Cuban authorities on Saturday revoked the credentials of journalists working for Spain’s EFE news agency, its local editor-in-chief said.
Atahualpa Amerise, head of EFE’s office in Cuba, said authorities had failed to provide “the exact reason” they would be barred from reporting.
“When we asked why, they pointed to the foreign press regulations,” Amerise said. “They didn’t tell us if it was temporary or permanent,” he added.
Amerise said it was the first time that such an order had been given to a foreign press office in Cuba.
It is apparently not clear whether the ban is temporary or permanent.
Two journalists were able to recover their credentials following negotiations, Amerise said.
The decision to revoke journalists’ powers comes a month and a half after the accreditation of EFE’s editorial coordinator in Havana was withdrawn.
EFE’s local office has three editors, a photographer and a videographer.
EFE president Gabriela Canas said she hoped the Cuban government would “reconsider” returning press credentials.
“EFE is an objective and responsible media [entity] who has been reporting on the island for over 40 years and does not understand the reasons for this measure, “Canas wrote on Twitter.
Spain summons top Cuban official from Madrid
Spain’s foreign ministry said on Sunday it was contacting its Cuban charge d’affaires to demand an explanation of the Havana action.
In addition, the Spanish Embassy in Havana is reportedly working with Cuban authorities for the return of journalists’ credentials.
The European Union and Amnesty International have also criticized Cuba’s decision.
The EU called on Havana to guarantee freedom of expression and press freedom, and to return all permissions and powers to EFE, a spokesperson in Brussels said on Sunday evening.
“Foreign correspondents play an important role in promoting international understanding and help open up societies,” the EU statement added.
Cuba protests against political prisoners
Anti-government protests planned by the opposition are scheduled for Monday.
The protests aim to pressure the government to release political prisoners.
Cuban officials, however, deny the existence of political prisoners in the country. They see the opposition as illegitimate and claim that it is funded by the United States.
The gatherings are expected to take place the same day Cuba, hit hard by the coronavirus pandemic and the US embargo, reopens its borders to international visitors.
In July, unprecedented street protests rocked Cuba as people took to the streets shouting “freedom” and “we are hungry”.

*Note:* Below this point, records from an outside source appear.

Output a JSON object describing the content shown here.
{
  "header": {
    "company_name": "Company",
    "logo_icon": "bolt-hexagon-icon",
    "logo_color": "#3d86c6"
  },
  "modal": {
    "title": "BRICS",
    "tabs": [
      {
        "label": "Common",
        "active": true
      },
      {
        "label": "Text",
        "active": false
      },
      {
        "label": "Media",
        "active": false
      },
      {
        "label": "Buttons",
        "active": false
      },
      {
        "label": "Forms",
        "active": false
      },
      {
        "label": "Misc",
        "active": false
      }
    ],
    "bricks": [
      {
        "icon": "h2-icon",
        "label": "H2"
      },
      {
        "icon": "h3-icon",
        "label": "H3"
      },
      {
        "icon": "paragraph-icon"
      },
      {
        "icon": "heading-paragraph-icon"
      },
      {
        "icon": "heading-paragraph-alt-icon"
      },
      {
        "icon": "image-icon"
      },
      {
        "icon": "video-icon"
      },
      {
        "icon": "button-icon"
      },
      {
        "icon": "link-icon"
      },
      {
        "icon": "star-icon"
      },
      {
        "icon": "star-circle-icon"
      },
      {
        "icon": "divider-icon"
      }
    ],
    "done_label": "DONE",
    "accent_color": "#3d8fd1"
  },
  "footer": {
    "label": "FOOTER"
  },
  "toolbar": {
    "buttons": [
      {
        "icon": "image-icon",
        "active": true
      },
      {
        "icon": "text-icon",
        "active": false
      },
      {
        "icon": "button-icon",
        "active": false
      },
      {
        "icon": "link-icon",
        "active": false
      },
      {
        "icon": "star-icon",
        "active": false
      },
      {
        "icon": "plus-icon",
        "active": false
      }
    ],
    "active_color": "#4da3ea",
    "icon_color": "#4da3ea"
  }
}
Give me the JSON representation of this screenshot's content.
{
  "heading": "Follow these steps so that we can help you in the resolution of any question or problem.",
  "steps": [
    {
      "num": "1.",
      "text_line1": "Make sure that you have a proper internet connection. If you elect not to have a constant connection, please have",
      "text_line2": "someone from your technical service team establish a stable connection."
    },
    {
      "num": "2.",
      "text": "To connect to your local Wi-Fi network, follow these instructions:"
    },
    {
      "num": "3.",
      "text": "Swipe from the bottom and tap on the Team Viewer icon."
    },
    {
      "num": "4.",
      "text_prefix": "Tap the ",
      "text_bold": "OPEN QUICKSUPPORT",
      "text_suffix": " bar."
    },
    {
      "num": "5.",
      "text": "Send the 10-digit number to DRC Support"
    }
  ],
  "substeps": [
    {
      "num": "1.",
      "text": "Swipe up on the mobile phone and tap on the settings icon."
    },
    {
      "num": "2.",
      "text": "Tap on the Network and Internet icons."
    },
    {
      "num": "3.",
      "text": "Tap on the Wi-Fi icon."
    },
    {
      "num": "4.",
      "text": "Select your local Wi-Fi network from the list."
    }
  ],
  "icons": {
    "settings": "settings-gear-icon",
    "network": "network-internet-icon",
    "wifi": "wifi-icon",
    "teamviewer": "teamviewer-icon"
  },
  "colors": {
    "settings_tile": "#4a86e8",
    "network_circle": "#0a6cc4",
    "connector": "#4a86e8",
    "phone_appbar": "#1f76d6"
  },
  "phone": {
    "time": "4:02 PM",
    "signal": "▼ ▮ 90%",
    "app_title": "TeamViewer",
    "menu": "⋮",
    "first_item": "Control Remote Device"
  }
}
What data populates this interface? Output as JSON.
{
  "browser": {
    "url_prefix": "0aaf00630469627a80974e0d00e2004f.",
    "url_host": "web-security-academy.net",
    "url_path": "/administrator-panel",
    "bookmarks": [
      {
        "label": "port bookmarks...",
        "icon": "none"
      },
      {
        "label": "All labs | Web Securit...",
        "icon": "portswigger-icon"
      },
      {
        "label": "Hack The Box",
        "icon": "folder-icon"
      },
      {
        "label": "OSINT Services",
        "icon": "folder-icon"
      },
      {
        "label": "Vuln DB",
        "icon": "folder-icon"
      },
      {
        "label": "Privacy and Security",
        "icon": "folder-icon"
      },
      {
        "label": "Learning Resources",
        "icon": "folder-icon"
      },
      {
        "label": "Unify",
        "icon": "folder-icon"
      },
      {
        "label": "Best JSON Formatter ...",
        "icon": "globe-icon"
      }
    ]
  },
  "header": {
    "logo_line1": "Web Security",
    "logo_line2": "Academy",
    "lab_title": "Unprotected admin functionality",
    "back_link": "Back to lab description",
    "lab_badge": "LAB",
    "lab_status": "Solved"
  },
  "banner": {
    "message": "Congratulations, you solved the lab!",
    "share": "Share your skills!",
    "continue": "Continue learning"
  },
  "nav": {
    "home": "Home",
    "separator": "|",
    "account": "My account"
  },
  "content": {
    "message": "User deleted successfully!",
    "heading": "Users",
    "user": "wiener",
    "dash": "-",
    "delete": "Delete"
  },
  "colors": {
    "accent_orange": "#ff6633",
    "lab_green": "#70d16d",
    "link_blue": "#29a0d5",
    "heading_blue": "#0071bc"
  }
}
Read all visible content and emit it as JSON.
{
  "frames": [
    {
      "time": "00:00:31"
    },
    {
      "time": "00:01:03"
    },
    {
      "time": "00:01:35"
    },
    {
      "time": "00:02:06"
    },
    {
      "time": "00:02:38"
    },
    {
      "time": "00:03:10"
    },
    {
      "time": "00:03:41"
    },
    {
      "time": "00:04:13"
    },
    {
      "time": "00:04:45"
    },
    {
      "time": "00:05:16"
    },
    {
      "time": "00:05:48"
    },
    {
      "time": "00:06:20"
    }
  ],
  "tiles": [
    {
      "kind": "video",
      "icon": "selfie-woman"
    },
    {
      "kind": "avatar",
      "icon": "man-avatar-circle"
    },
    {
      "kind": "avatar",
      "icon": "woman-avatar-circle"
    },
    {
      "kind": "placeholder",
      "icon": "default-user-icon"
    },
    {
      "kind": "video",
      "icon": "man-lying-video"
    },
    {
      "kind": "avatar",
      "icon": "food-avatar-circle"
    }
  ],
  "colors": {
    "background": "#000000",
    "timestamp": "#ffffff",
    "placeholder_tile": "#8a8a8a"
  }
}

The protests left one dead, dozens injured and 1,175 arrests. Half are still in prison, says human rights group Cubalex.
sri / fb (AFP, EFE, Reuters)